Buyers in Brooklyn and Queens aren't being deterred by rising prices: Sales in both boroughs set record highs in the third quarter, with the number of sales in Brooklyn reaching their highest level in 15 years. In Queens, sales more than doubled from the same quarter last year to their highest in nearly 12 years.
The data in the latest edition of the Elliman Report for Brooklyn and Queens continues to tell a story of low inventory, heavy sales, and rising prices in both boroughs. The median sales price in Brooklyn rose for the fourth consecutive quarter, reaching a record $928,500.
"In Brooklyn, it's been a five-year run with perhaps the most upward pressure being seen in the last four quarters," says Jonathan Miller, president and CEO of real estate appraisal firm Miller Samuel and author of the report.
Miller says low mortgage rates continue to be the driver for the increase in sales and it's causing inventory to be "overwhelmed." In Brooklyn, sales were up 169 percent in the last quarter compared to the same period last year, but inventory only increased 15.9 percent, so the levels of supply and demand are out of kilter. When you consider the borough's months of supply—how long it would take for all the inventory to be sold at the current rate of sales—it stands at 2.8 months, the fastest it has been in more than three years.
In Queens, the median sales price hit $689,750 and the months of supply is 4.1, the fastest it has been in nearly four years.
Miller points out these trends are not unique to Brooklyn and Queens and are consistent with the picture that's taken shape elsewhere in the U.S., especially the suburbs where "you are getting demand that's simply overwhelming supply."
In Riverdale, it's a similar picture: The median sales price reached $366,825, up 10 percent on the previous quarter and 20 percent compared to the same quarter last year. The number of sales rose to their highest total in 16 years and months of supply fell sharply to 3.2, the fastest-paced market in two years.
Without an adjustment in rates, Miller says "low inventory, in the short term, will keep demand elevated." If rates start to edge up, slowing sales, that will give the inventory a chance to rise. However, he says there has to be a significant increase in supply for there to be a real change in the direction of the market.
Serhant's third quarter market reports for Brooklyn and Long Island City shows prices continuing to set new records. Garrett Derderian, the firm's director of market intelligence believes the only headwinds facing the market are the lack of supply of townhouses and signs that mortgage rates are on the rise. "There are simply not enough homes for sale to keep up with demand,” he says.
The third quarter report from Compass indicated that properties selling for $3 million or more in Brooklyn saw the most growth of any price bracket and doubled in market share compared to the previous quarter. “I think a lot of people who put their home search on hold last year have come back to the market this year.

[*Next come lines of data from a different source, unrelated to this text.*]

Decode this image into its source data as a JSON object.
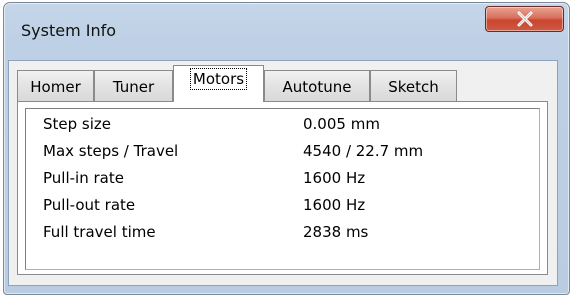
{
  "window": {
    "title": "System Info"
  },
  "tabs": [
    {
      "label": "Homer",
      "selected": false
    },
    {
      "label": "Tuner",
      "selected": false
    },
    {
      "label": "Motors",
      "selected": true
    },
    {
      "label": "Autotune",
      "selected": false
    },
    {
      "label": "Sketch",
      "selected": false
    }
  ],
  "rows": [
    {
      "key": "Step size",
      "value": "0.005 mm"
    },
    {
      "key": "Max steps / Travel",
      "value": "4540 / 22.7 mm"
    },
    {
      "key": "Pull-in rate",
      "value": "1600 Hz"
    },
    {
      "key": "Pull-out rate",
      "value": "1600 Hz"
    },
    {
      "key": "Full travel time",
      "value": "2838 ms"
    }
  ],
  "colors": {
    "close_button": "#c9452f",
    "frame": "#bed0e5"
  }
}
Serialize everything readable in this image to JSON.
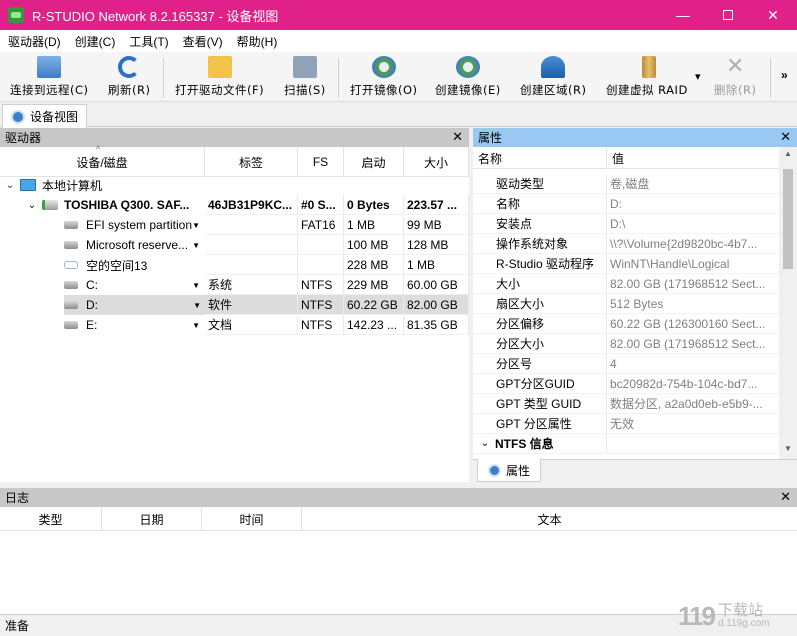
{
  "window": {
    "title": "R-STUDIO Network 8.2.165337 - 设备视图",
    "minimize": "—",
    "close": "✕"
  },
  "menu": [
    "驱动器(D)",
    "创建(C)",
    "工具(T)",
    "查看(V)",
    "帮助(H)"
  ],
  "toolbar": {
    "connect": "连接到远程(C)",
    "refresh": "刷新(R)",
    "open_drive_files": "打开驱动文件(F)",
    "scan": "扫描(S)",
    "open_image": "打开镜像(O)",
    "create_image": "创建镜像(E)",
    "create_region": "创建区域(R)",
    "create_raid": "创建虚拟 RAID",
    "raid_dropdown": "▾",
    "delete": "删除(R)",
    "overflow": "»"
  },
  "tabs": {
    "device_view": "设备视图"
  },
  "drives": {
    "panel_title": "驱动器",
    "close": "✕",
    "columns": {
      "device": "设备/磁盘",
      "label": "标签",
      "fs": "FS",
      "start": "启动",
      "size": "大小"
    },
    "rows": [
      {
        "name": "本地计算机",
        "label": "",
        "fs": "",
        "start": "",
        "size": ""
      },
      {
        "name": "TOSHIBA Q300. SAF...",
        "label": "46JB31P9KC...",
        "fs": "#0 S...",
        "start": "0 Bytes",
        "size": "223.57 ..."
      },
      {
        "name": "EFI system partition",
        "label": "",
        "fs": "FAT16",
        "start": "1 MB",
        "size": "99 MB"
      },
      {
        "name": "Microsoft reserve...",
        "label": "",
        "fs": "",
        "start": "100 MB",
        "size": "128 MB"
      },
      {
        "name": "空的空间13",
        "label": "",
        "fs": "",
        "start": "228 MB",
        "size": "1 MB"
      },
      {
        "name": "C:",
        "label": "系统",
        "fs": "NTFS",
        "start": "229 MB",
        "size": "60.00 GB"
      },
      {
        "name": "D:",
        "label": "软件",
        "fs": "NTFS",
        "start": "60.22 GB",
        "size": "82.00 GB"
      },
      {
        "name": "E:",
        "label": "文档",
        "fs": "NTFS",
        "start": "142.23 ...",
        "size": "81.35 GB"
      }
    ]
  },
  "properties": {
    "panel_title": "属性",
    "close": "✕",
    "columns": {
      "name": "名称",
      "value": "值"
    },
    "rows": [
      {
        "name": "驱动类型",
        "value": "卷,磁盘"
      },
      {
        "name": "名称",
        "value": "D:"
      },
      {
        "name": "安装点",
        "value": "D:\\"
      },
      {
        "name": "操作系统对象",
        "value": "\\\\?\\Volume{2d9820bc-4b7..."
      },
      {
        "name": "R-Studio 驱动程序",
        "value": "WinNT\\Handle\\Logical"
      },
      {
        "name": "大小",
        "value": "82.00 GB (171968512 Sect..."
      },
      {
        "name": "扇区大小",
        "value": "512 Bytes"
      },
      {
        "name": "分区偏移",
        "value": "60.22 GB (126300160 Sect..."
      },
      {
        "name": "分区大小",
        "value": "82.00 GB (171968512 Sect..."
      },
      {
        "name": "分区号",
        "value": "4"
      },
      {
        "name": "GPT分区GUID",
        "value": "bc20982d-754b-104c-bd7..."
      },
      {
        "name": "GPT 类型 GUID",
        "value": "数据分区, a2a0d0eb-e5b9-..."
      },
      {
        "name": "GPT 分区属性",
        "value": "无效"
      },
      {
        "name": "NTFS 信息",
        "value": ""
      }
    ],
    "tab": "属性"
  },
  "log": {
    "panel_title": "日志",
    "close": "✕",
    "columns": {
      "type": "类型",
      "date": "日期",
      "time": "时间",
      "text": "文本"
    }
  },
  "status": {
    "text": "准备"
  },
  "watermark": {
    "logo": "119",
    "text": "下载站",
    "sub": "d.119g.com"
  }
}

So there was an influx of buyers which then drove the market prices up,” says Ralph Modica, agent at Compass.
In Corcoran's third quarter report for Brooklyn, the neighborhoods with the most activity included Brooklyn Heights, Cobble Hill, Dumbo and Downtown.
"While the quarterly comparisons to 2020 may exaggerate some year-over-year statistics, it’s clear that these impressive records prove Brooklyn's enduring strength and the depth of demand," says Michael Sorrentino, general sales manager for New York at Corcoran.
Third quarter market reports for Brooklyn and Queens from Brown Harris Stevens also charted the sales frenzy. In Brooklyn, co-ops saw bigger price increases than condos compared to the year-ago quarter. In Queens, sales at Long Island City’s Skyline Tower new development helped to push up both prices and number of sales in the neighborhood, the report says. The number of sales for one-to-three family homes in Astoria and in Forest Hills were both higher year-over-year, 80 percent and 27 percent, respectively.
"We should have expected a quick recovery in Brooklyn, but I don't know if many predicted it would be this strong and this fast," says Bess Freedman, CEO of Brown Harris Stevens.
You Might Also Like